The signs above the two shop doors still indicate: one side for bacalhau, the other for dairy/delicatessen. Only shops classified as manteigarias were allowed to sell butter and dairy products, and in Lisbon there were only about twenty of them when this shop opened in the 19th century. Before it stocked butter and dairy products, the site was home to an abattoir for goats that served the former market on nearby Praça da Figueira. The shop was extended in the 1930s to the size it is today: with a part selling salt cod on one side and a fine grocery store on the other specialising in regional products and delicacies, in particular wines, hams, sausages, cheeses and dried fruits. One hallmark of Manteigaria Silva is the quality of its products and excellence of service.
The concept is simply to offer a unique array of the best Portuguese food and drink in the Baixa district. As far as salt cod is concerned, the shopper can dare to try salt cod from Iceland, which many say uses curing processes that make it tastier than that which has become most popular in Portugal, salt cod from neighbouring Norway. On the walls above the dried fish there are newspaper cuttings that remind one of singular episodes in the history of the shop, such as Christmas 1977, when salt cod was scarce everywhere, as following the revolution of 1974, imports had declined considerably.
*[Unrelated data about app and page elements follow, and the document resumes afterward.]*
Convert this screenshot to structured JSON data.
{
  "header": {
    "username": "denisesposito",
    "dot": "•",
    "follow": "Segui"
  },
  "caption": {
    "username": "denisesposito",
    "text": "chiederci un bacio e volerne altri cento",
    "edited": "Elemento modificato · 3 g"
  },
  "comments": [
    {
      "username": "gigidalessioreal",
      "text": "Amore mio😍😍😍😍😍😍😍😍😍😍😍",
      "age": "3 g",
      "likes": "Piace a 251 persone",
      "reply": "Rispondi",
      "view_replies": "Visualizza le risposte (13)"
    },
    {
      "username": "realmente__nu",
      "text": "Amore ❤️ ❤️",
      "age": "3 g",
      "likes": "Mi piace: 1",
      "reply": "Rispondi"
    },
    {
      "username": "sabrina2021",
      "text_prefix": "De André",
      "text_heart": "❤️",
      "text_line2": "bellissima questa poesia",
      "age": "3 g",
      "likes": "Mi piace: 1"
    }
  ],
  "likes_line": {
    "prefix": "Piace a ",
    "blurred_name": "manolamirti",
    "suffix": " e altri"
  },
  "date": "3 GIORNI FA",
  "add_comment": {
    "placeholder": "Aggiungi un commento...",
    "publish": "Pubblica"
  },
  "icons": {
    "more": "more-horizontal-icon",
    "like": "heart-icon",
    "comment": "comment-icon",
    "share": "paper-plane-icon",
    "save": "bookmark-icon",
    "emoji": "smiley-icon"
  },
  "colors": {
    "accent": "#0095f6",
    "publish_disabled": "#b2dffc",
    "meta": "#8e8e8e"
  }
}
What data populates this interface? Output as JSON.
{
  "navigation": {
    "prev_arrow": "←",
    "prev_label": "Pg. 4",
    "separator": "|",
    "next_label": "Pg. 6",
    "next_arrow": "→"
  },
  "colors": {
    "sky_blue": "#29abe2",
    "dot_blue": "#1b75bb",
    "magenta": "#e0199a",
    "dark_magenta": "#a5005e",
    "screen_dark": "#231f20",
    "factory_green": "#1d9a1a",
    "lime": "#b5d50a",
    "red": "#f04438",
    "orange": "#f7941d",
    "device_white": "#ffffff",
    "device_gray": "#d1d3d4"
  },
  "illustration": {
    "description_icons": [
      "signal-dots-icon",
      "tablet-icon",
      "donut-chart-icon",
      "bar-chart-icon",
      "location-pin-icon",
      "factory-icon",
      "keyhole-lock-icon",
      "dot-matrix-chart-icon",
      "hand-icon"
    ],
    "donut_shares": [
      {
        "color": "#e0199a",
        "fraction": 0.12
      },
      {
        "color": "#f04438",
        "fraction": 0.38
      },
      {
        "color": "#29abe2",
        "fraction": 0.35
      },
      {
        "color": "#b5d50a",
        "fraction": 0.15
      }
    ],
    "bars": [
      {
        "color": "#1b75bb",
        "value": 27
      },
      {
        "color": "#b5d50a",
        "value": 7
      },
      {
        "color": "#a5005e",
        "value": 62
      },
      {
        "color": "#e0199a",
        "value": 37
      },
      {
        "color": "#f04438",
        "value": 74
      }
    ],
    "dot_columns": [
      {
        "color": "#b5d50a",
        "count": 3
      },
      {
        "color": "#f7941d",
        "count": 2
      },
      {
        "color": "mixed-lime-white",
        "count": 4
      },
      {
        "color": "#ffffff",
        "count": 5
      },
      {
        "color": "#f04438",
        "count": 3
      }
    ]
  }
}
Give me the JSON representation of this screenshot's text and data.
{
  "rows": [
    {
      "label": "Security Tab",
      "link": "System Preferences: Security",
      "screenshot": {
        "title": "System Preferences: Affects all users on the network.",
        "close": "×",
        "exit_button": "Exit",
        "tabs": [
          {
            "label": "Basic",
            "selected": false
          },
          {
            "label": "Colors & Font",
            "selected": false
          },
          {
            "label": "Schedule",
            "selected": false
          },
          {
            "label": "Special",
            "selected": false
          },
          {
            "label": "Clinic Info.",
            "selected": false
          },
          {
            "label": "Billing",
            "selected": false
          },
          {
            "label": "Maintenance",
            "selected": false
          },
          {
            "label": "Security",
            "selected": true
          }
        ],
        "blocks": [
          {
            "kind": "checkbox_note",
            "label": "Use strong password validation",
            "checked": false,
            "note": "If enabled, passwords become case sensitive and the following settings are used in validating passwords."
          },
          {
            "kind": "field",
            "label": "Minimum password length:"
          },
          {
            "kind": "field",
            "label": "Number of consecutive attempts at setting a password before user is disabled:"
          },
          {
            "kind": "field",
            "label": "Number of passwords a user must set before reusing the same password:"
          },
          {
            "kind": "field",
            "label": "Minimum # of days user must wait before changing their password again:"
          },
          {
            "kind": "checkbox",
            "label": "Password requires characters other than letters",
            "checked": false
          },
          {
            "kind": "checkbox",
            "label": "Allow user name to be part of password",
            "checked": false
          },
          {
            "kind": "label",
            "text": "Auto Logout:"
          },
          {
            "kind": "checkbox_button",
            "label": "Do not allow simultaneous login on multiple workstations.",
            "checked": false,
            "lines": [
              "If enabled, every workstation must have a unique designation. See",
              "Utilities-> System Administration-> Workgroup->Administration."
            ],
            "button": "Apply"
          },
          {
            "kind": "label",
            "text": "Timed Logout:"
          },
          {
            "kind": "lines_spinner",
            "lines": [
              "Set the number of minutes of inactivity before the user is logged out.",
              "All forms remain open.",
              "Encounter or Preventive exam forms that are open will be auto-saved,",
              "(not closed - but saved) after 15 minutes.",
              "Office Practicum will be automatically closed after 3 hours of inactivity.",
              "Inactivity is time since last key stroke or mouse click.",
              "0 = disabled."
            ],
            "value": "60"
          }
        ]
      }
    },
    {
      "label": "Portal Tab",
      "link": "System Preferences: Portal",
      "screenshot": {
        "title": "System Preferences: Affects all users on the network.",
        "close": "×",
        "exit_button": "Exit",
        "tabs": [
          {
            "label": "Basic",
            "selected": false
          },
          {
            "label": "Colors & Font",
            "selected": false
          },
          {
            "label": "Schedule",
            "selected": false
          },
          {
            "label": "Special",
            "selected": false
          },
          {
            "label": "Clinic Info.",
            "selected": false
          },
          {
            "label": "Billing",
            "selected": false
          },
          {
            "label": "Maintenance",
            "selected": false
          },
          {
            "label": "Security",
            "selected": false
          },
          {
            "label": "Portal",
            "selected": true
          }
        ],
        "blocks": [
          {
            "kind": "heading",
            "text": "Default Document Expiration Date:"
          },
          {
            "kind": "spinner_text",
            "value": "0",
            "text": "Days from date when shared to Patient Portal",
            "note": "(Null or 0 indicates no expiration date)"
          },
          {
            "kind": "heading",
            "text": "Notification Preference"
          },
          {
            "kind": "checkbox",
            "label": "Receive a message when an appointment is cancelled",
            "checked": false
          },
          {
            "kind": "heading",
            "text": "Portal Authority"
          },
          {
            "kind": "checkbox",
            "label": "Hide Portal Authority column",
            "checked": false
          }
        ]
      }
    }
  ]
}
As there was little fish to be bought anywhere, people queued outside on the street in the hope that they would be able to maintain up their festive traditions. Salt cod was rationed – to one fish per customer. There was even a policeman on guard to keep things orderly. Make no mistake about it – for many Portuguese, salt cod was then, and still is today, an indispensable necessity.
Bacalhau (salt cod); sausages and cold meats; hams; cheeses and wines